If you think someone is at immediate risk of self-harm or hurting another person:
- Call 911 or your local emergency number.
- Stay with the person until help arrives.
- Remove any guns, knives, medications, or other things that may cause harm.
- Listen, but don’t judge, argue, threaten, or yell.
If you or someone you know is considering suicide, get help from a crisis or suicide prevention hotline. Try the National Suicide Prevention Lifeline at 800-273-8255.
There are no direct side effects to a hospital stay, but there may still be complications. Except for extreme cases, hospitalization must be a voluntary decision. In cases where the person is a clear and immediate danger to themselves or others, involuntary hospitalization can occur.
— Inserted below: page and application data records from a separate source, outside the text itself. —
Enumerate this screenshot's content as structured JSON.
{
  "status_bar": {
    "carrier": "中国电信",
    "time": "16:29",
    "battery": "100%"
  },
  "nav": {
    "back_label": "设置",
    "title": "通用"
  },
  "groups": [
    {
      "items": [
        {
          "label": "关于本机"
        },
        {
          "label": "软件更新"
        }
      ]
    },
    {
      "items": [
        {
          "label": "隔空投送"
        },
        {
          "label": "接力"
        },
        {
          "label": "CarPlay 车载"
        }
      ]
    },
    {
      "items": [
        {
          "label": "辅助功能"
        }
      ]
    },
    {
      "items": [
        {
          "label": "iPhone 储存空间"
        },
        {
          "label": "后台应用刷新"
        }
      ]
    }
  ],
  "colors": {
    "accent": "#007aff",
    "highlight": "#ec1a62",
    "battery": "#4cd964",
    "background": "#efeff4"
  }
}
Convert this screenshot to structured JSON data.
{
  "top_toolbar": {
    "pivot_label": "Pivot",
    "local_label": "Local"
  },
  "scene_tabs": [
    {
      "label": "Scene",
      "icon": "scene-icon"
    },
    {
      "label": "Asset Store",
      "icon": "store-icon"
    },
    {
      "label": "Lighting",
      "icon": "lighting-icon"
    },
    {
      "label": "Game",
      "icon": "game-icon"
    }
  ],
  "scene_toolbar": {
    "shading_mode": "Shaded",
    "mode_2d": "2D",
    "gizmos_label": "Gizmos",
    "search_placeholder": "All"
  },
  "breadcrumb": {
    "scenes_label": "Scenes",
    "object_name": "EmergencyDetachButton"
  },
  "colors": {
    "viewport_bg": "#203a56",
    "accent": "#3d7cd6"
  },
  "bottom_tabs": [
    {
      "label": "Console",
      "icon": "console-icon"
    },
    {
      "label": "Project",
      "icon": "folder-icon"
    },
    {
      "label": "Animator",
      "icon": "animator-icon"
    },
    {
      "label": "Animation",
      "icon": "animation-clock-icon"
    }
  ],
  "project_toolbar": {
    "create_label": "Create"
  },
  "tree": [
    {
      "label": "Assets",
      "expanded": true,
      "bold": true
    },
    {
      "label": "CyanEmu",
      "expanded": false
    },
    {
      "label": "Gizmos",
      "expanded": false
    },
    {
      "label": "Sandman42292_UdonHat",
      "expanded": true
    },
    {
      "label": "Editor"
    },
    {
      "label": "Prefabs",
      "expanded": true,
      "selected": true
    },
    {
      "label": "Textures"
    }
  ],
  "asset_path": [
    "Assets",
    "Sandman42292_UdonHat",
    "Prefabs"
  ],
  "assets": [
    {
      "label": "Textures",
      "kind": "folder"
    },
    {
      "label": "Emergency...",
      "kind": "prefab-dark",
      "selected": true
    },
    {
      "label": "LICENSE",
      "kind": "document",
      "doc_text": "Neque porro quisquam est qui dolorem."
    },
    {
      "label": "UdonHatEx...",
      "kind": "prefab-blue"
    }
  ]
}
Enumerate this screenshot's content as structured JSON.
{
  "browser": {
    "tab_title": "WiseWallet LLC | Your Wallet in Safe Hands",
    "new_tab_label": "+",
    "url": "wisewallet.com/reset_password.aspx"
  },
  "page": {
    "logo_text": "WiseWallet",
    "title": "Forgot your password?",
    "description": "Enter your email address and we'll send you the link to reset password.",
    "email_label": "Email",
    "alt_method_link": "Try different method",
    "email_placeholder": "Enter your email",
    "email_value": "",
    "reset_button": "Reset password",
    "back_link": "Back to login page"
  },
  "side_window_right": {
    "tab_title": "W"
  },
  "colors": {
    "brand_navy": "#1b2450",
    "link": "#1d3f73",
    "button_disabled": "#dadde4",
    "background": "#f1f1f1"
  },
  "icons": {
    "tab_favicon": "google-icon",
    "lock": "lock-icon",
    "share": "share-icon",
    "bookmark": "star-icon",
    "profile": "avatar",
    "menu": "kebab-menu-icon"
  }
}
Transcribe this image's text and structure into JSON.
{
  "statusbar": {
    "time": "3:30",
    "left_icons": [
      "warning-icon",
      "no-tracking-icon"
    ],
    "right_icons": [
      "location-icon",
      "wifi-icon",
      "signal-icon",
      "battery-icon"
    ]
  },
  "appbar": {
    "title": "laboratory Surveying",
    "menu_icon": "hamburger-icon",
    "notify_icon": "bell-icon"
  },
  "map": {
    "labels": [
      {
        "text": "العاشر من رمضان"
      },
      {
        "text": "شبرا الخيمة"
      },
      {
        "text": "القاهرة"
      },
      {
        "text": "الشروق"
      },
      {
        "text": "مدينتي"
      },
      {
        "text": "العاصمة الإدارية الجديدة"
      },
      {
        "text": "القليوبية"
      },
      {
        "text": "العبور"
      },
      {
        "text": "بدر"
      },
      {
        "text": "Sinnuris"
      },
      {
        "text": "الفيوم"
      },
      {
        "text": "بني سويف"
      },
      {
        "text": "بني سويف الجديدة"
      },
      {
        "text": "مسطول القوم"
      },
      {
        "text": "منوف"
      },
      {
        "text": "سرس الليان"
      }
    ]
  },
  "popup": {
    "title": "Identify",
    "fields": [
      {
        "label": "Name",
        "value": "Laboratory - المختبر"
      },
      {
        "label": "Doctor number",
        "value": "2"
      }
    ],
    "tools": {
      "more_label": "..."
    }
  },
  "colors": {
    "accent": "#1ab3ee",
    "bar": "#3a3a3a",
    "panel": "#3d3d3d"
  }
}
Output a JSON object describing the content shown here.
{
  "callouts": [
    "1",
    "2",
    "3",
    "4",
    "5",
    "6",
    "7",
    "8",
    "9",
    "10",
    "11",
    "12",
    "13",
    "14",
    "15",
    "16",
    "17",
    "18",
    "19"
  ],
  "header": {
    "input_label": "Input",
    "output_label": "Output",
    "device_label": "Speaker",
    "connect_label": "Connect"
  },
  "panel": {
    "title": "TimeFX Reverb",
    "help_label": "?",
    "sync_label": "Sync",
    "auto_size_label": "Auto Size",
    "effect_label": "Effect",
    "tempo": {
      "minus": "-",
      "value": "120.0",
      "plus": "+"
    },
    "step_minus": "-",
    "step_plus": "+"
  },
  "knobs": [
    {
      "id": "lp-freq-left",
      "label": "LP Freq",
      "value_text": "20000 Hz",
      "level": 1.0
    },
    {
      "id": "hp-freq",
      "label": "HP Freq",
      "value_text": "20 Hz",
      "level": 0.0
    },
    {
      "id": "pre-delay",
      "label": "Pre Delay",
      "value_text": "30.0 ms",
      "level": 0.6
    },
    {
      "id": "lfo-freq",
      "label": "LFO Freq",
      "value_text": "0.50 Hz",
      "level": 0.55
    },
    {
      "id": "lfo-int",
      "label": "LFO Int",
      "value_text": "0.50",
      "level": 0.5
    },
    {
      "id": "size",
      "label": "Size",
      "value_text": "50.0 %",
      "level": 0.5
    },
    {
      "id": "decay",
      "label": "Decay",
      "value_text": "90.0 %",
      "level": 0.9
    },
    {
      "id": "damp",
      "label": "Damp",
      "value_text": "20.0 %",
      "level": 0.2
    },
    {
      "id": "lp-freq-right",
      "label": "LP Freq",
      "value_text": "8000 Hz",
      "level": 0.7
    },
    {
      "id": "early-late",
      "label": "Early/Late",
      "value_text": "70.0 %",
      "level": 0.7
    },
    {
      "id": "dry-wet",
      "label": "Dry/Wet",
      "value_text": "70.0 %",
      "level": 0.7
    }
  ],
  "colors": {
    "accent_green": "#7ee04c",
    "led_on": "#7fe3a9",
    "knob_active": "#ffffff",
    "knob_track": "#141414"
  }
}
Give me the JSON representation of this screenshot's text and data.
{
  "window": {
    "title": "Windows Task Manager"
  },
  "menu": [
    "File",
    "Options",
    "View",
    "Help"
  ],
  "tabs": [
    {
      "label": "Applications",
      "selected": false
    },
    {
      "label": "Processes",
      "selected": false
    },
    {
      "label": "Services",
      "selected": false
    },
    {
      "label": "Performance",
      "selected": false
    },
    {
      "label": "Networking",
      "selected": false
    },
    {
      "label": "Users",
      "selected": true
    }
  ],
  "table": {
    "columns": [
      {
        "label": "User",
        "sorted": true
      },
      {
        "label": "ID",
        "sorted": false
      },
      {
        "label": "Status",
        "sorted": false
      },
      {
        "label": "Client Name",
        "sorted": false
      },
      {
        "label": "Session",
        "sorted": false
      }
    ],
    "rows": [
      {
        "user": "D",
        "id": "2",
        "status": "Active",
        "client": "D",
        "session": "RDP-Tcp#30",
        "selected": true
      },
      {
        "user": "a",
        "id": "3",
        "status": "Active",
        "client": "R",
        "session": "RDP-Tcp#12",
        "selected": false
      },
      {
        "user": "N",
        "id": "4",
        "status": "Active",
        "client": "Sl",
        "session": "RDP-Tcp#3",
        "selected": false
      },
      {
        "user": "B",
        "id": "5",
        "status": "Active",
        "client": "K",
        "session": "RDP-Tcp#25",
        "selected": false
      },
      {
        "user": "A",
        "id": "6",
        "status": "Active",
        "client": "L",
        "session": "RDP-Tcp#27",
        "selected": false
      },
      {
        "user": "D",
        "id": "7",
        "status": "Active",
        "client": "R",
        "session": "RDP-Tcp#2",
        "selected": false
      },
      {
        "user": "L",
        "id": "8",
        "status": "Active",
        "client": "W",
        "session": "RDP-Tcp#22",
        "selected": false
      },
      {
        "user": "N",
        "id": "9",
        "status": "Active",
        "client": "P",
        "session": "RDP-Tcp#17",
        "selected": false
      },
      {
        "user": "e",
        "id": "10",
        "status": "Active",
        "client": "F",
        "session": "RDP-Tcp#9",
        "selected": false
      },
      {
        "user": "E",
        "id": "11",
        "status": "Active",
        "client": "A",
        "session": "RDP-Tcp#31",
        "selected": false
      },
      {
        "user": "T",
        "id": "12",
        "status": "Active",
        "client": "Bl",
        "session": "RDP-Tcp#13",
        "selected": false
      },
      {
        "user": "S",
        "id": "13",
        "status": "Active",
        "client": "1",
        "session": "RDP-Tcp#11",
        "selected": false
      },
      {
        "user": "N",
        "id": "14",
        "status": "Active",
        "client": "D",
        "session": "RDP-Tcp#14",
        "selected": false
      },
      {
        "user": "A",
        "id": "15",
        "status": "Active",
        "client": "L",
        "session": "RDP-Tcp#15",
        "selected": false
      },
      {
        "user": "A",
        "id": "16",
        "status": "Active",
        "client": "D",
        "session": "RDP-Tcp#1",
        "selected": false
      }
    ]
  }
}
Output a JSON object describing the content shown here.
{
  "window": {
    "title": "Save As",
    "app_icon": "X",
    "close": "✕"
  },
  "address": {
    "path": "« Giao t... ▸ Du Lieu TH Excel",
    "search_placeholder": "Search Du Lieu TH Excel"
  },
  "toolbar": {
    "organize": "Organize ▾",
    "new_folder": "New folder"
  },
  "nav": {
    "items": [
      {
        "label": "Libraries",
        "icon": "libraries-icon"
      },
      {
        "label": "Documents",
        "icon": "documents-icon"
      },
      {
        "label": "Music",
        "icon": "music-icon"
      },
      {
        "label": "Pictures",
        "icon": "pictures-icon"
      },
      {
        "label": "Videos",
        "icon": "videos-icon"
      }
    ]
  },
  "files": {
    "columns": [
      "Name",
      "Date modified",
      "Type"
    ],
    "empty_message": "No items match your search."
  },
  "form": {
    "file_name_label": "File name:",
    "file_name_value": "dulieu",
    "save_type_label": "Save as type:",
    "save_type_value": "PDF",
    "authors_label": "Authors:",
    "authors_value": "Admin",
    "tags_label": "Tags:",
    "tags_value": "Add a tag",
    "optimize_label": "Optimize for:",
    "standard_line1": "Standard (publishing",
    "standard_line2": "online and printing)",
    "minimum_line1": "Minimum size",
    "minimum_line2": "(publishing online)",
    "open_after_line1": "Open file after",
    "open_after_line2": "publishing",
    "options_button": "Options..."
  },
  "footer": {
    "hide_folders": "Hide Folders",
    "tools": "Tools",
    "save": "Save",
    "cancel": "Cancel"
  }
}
It may be challenging to get someone admitted to a hospital, even if they wish to go. The hospital may keep them for a shorter period than you think is necessary. In either case, if the hospital isn’t giving the care that’s needed, it may be time to try another hospital.
A severe bipolar episode can cause extreme or even dangerous behavior. This can include suicide attempts or threats against others. You should take this behavior seriously and take action immediately. If the situation seems out of control or about to get out of control, you may need to call the police for assistance.
Many hospitals can handle a wide range of mental health issues. To find out more, check with your primary care provider or the hospitals themselves. Some of these resources may help.
Hospitalization is considered an option for emergency situations in treatment for bipolar disorder. Be sure to create a plan ahead of time in case hospitalization becomes necessary. If a situation becomes unmanageable or dangerous, you may need to contact the police.